WHAT THE EXERCISE ASKS
Using the records below, count the lines with "name" in them. Give the number only.

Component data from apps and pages

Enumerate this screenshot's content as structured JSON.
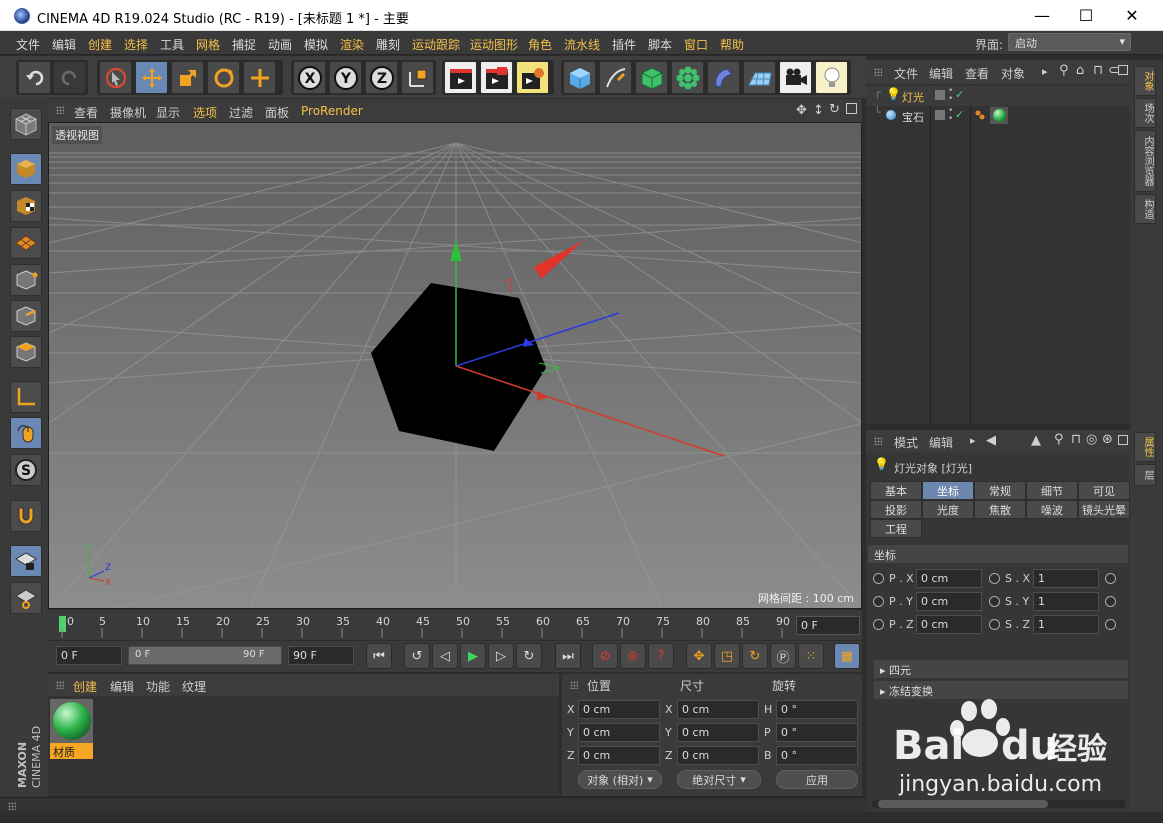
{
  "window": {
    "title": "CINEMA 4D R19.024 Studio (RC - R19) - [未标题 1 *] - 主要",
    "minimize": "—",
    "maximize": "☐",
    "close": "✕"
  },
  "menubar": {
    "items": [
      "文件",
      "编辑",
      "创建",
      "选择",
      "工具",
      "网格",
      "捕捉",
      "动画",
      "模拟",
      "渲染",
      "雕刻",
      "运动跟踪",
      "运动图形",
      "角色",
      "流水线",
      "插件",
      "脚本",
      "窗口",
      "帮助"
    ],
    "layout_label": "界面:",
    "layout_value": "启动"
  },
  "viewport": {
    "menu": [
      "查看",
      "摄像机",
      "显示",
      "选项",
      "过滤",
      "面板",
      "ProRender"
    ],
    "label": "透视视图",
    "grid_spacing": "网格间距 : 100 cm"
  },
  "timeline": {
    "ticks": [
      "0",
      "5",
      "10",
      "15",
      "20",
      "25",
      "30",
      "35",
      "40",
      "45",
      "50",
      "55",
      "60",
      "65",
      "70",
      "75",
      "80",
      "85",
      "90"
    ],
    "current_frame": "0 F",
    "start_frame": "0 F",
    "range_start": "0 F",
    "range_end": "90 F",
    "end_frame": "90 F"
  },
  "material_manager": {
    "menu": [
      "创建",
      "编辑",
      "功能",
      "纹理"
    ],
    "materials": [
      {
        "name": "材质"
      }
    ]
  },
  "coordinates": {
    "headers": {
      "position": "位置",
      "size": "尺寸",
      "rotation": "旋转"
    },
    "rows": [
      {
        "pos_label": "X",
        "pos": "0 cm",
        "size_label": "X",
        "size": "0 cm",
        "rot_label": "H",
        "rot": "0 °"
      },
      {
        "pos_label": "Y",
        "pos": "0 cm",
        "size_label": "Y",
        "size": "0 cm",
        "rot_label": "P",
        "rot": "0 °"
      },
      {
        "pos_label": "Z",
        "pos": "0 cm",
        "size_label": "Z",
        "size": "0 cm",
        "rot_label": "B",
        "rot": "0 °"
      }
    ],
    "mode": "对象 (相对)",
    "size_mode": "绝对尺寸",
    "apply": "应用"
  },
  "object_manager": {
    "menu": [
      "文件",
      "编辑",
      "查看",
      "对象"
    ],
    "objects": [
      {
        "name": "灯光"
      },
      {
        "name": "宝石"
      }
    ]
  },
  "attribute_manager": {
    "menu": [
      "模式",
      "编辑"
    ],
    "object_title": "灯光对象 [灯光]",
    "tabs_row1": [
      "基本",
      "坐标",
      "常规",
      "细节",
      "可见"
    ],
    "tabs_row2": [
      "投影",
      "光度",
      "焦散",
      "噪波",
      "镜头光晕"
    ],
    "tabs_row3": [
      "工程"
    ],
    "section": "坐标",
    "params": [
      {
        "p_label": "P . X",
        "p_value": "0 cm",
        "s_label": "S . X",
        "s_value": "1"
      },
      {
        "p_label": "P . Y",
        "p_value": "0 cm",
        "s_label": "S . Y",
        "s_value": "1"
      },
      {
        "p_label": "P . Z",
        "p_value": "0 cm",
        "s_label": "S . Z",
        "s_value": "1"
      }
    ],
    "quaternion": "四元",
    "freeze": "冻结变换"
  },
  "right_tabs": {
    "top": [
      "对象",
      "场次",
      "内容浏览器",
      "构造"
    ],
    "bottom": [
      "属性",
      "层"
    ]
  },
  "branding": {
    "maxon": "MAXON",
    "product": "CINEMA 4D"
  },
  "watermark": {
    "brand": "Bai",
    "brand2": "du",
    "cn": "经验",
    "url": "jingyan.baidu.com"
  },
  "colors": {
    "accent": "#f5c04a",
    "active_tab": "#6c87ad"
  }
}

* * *

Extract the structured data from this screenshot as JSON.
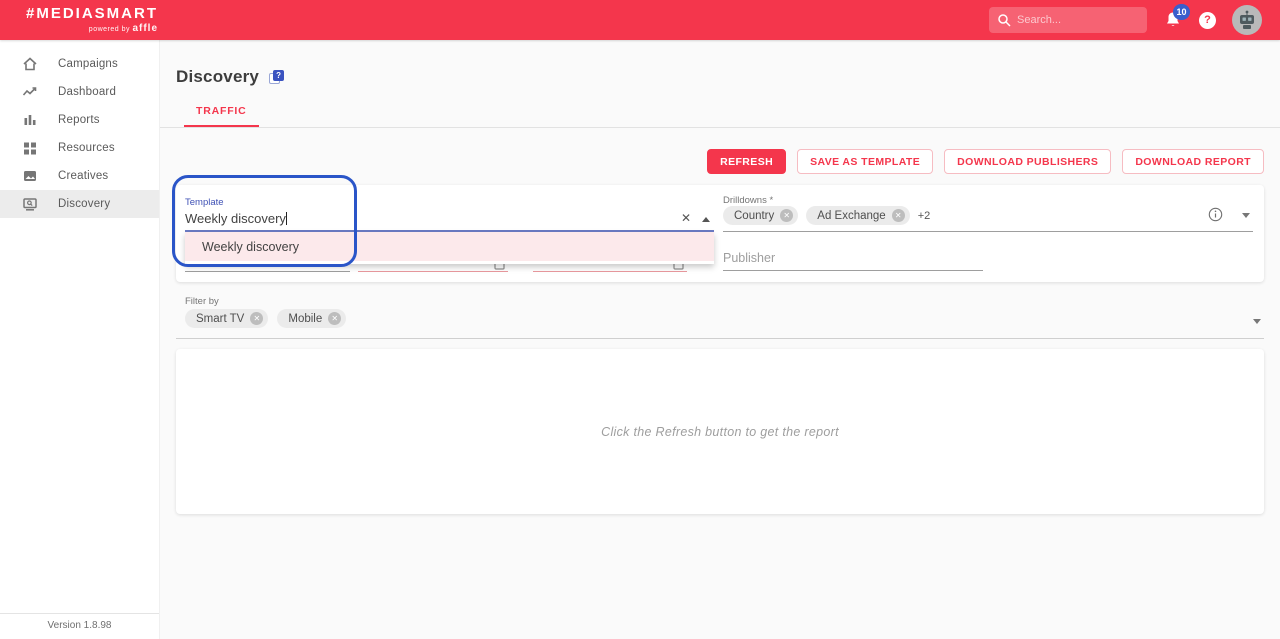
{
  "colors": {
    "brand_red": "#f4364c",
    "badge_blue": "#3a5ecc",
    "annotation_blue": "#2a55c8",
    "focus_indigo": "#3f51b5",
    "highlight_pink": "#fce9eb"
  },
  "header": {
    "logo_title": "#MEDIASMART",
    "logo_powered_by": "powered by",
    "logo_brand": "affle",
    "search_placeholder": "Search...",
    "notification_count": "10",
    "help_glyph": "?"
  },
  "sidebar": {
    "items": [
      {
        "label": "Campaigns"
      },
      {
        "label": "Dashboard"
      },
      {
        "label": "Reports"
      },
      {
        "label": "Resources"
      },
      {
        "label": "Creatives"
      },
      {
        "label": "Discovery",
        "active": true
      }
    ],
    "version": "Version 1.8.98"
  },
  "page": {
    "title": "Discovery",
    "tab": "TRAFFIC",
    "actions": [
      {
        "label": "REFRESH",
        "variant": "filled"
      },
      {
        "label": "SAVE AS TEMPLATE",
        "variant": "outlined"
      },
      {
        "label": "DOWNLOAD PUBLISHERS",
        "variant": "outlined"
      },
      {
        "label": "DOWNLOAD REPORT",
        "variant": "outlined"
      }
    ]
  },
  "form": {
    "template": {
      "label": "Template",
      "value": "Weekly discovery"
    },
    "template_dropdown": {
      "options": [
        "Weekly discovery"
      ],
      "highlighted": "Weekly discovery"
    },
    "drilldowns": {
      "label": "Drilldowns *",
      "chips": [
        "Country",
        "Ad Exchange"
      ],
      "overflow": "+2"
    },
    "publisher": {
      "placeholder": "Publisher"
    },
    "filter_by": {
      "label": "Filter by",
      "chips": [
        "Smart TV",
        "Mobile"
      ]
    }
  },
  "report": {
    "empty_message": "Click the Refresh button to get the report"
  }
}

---

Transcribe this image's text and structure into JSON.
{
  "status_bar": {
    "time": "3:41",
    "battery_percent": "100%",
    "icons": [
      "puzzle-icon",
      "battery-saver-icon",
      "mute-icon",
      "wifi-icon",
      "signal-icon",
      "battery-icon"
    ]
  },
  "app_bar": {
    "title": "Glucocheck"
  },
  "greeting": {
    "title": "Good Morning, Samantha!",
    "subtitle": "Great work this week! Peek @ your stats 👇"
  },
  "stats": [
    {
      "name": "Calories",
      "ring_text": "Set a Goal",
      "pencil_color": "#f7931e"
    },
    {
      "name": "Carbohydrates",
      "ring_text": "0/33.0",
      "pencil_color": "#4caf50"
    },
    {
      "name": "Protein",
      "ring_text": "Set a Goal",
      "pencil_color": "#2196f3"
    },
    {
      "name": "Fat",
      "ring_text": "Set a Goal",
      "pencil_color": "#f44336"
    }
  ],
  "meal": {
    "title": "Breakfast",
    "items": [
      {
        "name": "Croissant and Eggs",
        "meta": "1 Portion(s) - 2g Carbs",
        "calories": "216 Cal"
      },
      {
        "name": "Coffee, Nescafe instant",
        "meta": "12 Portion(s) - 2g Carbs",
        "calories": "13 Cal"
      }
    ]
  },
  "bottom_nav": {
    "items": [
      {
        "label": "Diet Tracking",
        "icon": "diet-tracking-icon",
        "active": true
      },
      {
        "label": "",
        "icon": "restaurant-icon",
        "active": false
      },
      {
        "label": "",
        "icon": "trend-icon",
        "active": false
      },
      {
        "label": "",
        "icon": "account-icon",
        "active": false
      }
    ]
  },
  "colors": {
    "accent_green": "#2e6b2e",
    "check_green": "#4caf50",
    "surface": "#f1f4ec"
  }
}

WRITTEN REPLY
9